Lyon County master plan changes OK’d
DAYTON — With neighboring counties capping their own growth, Lyon County planners figure it will only add to the already burgeoning home-building industry along the Highway 50 corridor.
In unanimously approving 21 changes to the recently approved West Central Lyon County Master Plan — which could mean 4,800 new homes — the planning commission Tuesday looked to meet the demands of the expected influx.
“I think it is important to note the passing of question of Question 4 in Douglas County opens up Dayton, Carson City and Smith Valley to growth we haven’t even conceived of yet,” board member Ken Gardner said.
Carson City has had a 3 percent cap on residential building permits since 1983.
Chase Development representative Glen Martell said approval of the 21 amendments define the plan in greater detail and would help create a road map for development in the area.

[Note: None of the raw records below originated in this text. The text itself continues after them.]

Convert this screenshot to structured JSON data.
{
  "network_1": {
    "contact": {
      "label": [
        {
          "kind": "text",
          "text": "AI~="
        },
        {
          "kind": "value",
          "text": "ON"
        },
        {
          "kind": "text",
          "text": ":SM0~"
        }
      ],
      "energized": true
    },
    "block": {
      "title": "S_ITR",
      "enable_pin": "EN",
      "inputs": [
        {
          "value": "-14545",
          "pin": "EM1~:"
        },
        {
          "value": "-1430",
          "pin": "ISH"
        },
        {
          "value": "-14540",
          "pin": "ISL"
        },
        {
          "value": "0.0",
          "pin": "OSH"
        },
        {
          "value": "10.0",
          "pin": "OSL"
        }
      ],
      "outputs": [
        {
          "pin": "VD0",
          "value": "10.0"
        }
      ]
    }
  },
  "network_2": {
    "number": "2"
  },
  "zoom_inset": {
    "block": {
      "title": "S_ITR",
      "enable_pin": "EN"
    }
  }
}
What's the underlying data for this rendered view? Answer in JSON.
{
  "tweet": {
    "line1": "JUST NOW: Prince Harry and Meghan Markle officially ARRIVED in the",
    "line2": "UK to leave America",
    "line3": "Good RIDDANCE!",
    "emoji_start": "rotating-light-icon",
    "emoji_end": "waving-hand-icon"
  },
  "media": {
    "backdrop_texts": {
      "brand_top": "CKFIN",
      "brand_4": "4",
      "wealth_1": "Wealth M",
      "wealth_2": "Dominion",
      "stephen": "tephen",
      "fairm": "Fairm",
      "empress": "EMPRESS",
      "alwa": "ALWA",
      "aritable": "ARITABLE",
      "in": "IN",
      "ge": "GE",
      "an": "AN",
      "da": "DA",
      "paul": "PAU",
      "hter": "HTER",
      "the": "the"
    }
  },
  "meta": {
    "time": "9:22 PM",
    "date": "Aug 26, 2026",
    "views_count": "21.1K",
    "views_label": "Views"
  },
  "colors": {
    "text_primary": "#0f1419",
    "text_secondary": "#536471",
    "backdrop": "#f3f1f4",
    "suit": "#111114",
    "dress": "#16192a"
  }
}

“That is why it is important we plan and set that vision for development. This is an area that is going to see continued growth for the foreseeable future,” he said in support of changing master plan designations on 2,300 acres of land, extending from Rose Peak to Six Mile Canyon Road north of Highway 50.
“With Douglas County’s growth constraints, this identifies what will happen. It will only speed things up and it is even more critical to have a plan everyone has reviewed and knows the general direction of.”

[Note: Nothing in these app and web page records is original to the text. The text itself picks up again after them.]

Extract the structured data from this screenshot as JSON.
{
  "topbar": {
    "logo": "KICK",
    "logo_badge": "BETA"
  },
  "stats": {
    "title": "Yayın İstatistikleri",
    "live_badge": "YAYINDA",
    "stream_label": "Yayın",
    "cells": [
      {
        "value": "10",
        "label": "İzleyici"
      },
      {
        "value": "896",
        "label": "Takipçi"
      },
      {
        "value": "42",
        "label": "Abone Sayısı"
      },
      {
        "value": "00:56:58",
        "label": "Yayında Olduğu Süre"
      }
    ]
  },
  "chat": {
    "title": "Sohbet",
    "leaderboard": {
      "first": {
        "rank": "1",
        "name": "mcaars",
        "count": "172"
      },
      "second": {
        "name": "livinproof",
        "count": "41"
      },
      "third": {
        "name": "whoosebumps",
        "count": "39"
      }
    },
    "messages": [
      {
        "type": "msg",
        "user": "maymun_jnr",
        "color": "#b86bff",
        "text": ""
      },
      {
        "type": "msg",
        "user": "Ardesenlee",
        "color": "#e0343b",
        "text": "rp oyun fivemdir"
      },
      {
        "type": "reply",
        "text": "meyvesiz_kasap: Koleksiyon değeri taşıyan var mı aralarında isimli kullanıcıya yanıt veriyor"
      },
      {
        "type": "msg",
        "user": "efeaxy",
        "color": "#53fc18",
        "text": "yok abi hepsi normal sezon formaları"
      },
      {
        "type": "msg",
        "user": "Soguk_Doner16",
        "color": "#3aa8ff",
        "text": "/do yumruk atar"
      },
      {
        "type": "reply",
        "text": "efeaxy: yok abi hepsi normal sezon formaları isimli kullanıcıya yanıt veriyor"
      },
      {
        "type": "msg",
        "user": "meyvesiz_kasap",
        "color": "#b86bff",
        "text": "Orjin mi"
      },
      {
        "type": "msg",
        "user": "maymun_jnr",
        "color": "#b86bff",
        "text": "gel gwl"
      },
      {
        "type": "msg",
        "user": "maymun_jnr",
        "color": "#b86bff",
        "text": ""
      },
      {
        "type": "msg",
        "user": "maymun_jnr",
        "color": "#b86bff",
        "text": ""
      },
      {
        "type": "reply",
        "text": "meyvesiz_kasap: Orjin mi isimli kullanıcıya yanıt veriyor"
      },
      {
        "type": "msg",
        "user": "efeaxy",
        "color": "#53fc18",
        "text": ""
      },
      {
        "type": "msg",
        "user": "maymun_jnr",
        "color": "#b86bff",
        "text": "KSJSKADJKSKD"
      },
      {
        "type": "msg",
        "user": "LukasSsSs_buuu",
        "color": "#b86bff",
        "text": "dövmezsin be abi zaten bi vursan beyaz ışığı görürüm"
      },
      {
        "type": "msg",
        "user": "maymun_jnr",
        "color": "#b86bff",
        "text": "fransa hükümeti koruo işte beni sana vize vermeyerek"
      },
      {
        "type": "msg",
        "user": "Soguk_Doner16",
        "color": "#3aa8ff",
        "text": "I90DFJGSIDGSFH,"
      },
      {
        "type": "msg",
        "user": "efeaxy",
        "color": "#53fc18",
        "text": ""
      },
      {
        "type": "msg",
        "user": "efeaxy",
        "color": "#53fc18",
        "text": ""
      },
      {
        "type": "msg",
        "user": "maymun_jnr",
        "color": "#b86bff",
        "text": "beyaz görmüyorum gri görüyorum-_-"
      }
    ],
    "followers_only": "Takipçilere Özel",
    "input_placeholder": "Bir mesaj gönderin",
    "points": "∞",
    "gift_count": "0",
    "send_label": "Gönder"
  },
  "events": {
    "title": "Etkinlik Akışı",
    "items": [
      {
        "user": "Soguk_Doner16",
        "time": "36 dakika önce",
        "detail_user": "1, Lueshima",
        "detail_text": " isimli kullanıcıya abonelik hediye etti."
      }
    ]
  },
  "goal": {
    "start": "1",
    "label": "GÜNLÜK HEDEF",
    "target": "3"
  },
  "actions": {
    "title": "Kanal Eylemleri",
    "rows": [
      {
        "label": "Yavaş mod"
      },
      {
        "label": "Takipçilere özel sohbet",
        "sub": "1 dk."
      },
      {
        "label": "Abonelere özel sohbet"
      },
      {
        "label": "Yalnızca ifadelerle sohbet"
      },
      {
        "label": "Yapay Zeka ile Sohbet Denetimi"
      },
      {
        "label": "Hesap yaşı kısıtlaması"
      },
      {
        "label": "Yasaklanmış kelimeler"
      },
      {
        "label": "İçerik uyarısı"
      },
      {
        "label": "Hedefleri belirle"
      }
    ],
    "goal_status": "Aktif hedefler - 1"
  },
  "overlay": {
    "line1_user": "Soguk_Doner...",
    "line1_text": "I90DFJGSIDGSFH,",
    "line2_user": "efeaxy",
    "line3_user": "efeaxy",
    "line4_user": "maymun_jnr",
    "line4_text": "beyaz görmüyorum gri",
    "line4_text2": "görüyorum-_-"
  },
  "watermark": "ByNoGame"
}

Planning Commissioner Chuck Davies agreed. “If they are all going to come running over to Lyon County, it is important we have this in place,” he said.
Martell said the changes were made with the intention of staying within the vision of the new master plan adopted by Lyon County commissioners Nov. 7. If adopted by county commissioners, it would become the new master plan for this area.
“The new master plan allows about 5,500 homes, our plan would allow a little more then 4,700,” Martell said. “From strictly a residential density point of view, I think we’re very consistent with the new master plan.”
Martell estimated a 15- to 20-year buildout of the project, with approximately 300 homes going up per year.
According to information supplied to Martell by the Nevada Department of Transportation, the population of the Dayton area in 2004 is estimated at 12,665, up from 3,304 in 1999 and 5,907 in the last census.